Superintendent Ted Hastings, the head of AC-12 and all-round legend, follows the letter of the law sir, THE LETTER. So we're seriously concerned by how much Line of Duty seems to be hinting that he might actually be a corrupt officer after all. Chatting on Lorraine on Thursday, Adrian Dunbar – who plays the fella himself - revealed that Ted "comes under scrutiny" in season five. Although we don't want it to be true, the series has already dropped some serious suggestions that Hastings might not follow the letter of the law after all. Ahead of Sunday night's season five premiere, here are all of the signs that he isn't as he seems...
He killed a balaclava man
In the season four finale, a group of the balaclava men come into AC-12 after they realise that their operation has gone sideways and that Ros' lawyer, Jimmy Lakewell, has been arrested. While one of the men grabs an officer and holds him hostage, Hastings doesn't hesitate and shoots him straight away, killing him. While he ended up saving an officer's life by his actions, this can be read another way: he killed a gunman so that he wouldn't be arrested and reveal his secrets.

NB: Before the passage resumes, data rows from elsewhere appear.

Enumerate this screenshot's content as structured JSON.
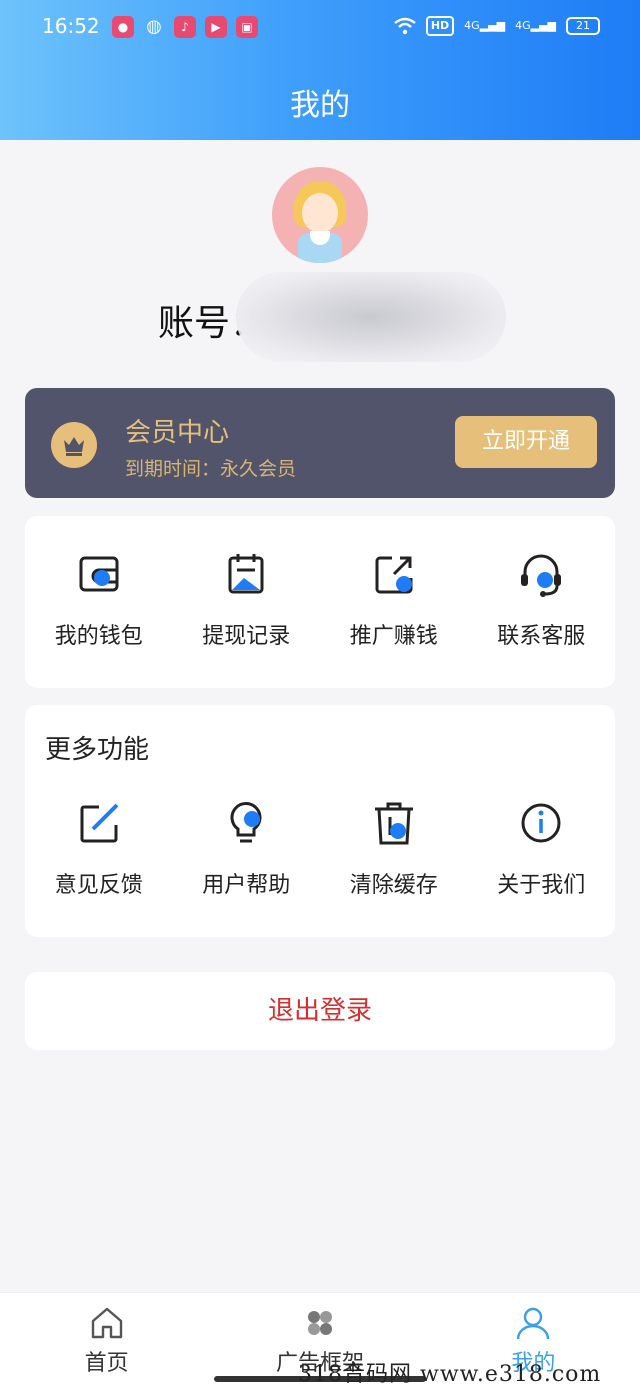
{
  "status_bar": {
    "time": "16:52",
    "battery": "21",
    "hd": "HD",
    "signal1": "4G",
    "signal2": "4G"
  },
  "header": {
    "title": "我的"
  },
  "profile": {
    "account_label": "账号："
  },
  "vip": {
    "title": "会员中心",
    "expiry": "到期时间：永久会员",
    "button": "立即开通"
  },
  "quick_actions": [
    {
      "label": "我的钱包",
      "icon": "wallet-icon"
    },
    {
      "label": "提现记录",
      "icon": "withdraw-record-icon"
    },
    {
      "label": "推广赚钱",
      "icon": "share-icon"
    },
    {
      "label": "联系客服",
      "icon": "headset-icon"
    }
  ],
  "more": {
    "title": "更多功能",
    "items": [
      {
        "label": "意见反馈",
        "icon": "feedback-icon"
      },
      {
        "label": "用户帮助",
        "icon": "lightbulb-icon"
      },
      {
        "label": "清除缓存",
        "icon": "trash-icon"
      },
      {
        "label": "关于我们",
        "icon": "info-icon"
      }
    ]
  },
  "logout": {
    "label": "退出登录"
  },
  "tabbar": [
    {
      "label": "首页",
      "icon": "home-icon"
    },
    {
      "label": "广告框架",
      "icon": "grid-icon"
    },
    {
      "label": "我的",
      "icon": "user-icon"
    }
  ],
  "watermark": "318音码网  www.e318.com",
  "colors": {
    "accent": "#1e7cf6",
    "gold": "#e6c07a",
    "vip_bg": "#51546a",
    "logout": "#d32f2f",
    "tab_active": "#3aa0e8"
  }
}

Will Hastings be exposed as corrupt in season 5?
Jed Mercurio has since hinted that this action will come back to haunt him, explaining: "It does leave Hastings open to the accusation that he should have done more to preserve life in that situation and preserve a key witness."
He was a suspect for the police kingpin 'H'
Ted was issued a regulation 15 notice in season four after it was alleged that he was the lead officer in charge of the corrupt police officers, known only as 'H' (his surname is Hastings after all). The only problem is, most senior officers surnames appear to begin with 'H' as well. As such, the suspicion falls to Assistant Chief Constable Derek Hilton - and it is Hastings who declares that Hilton was 'H' all along, and requests that his name be taken from the list of suspects.
Adrian revealed his character comes under scrutiny in season 5
Hastings' relationship with Dot Cottan
Although Hastings was imperative to rumbling Dot – it was the corrupt copper who alerted Kate and AC-12 to the ringleader 'H' in the first place, confirming that the network of corruption goes much higher than 'the Caddy'. Since it was Hastings who promoted Dot to AC-12, with Dot telling the Superintendent: "What can I say? I'm your man," after accepting the job officer, it does hint that Hastings might have known the truth about Dot all along.
READ: Line of Duty fans have furious reaction to the season five trailer
The season four finale
Although the showrunner Jed Mercurio is known for messing with the audience (see Bodyguard!), he left season four on an disquieting note after appearing to show Ted Hastings behind bars in his office while ominously watching his team as they work, as the epilogue reads: "[Ted Hastings] remains in command of Anti-Corruption Unit 12."
READ: Line of Duty FINALLY announces air date – and it's sooner than you might think!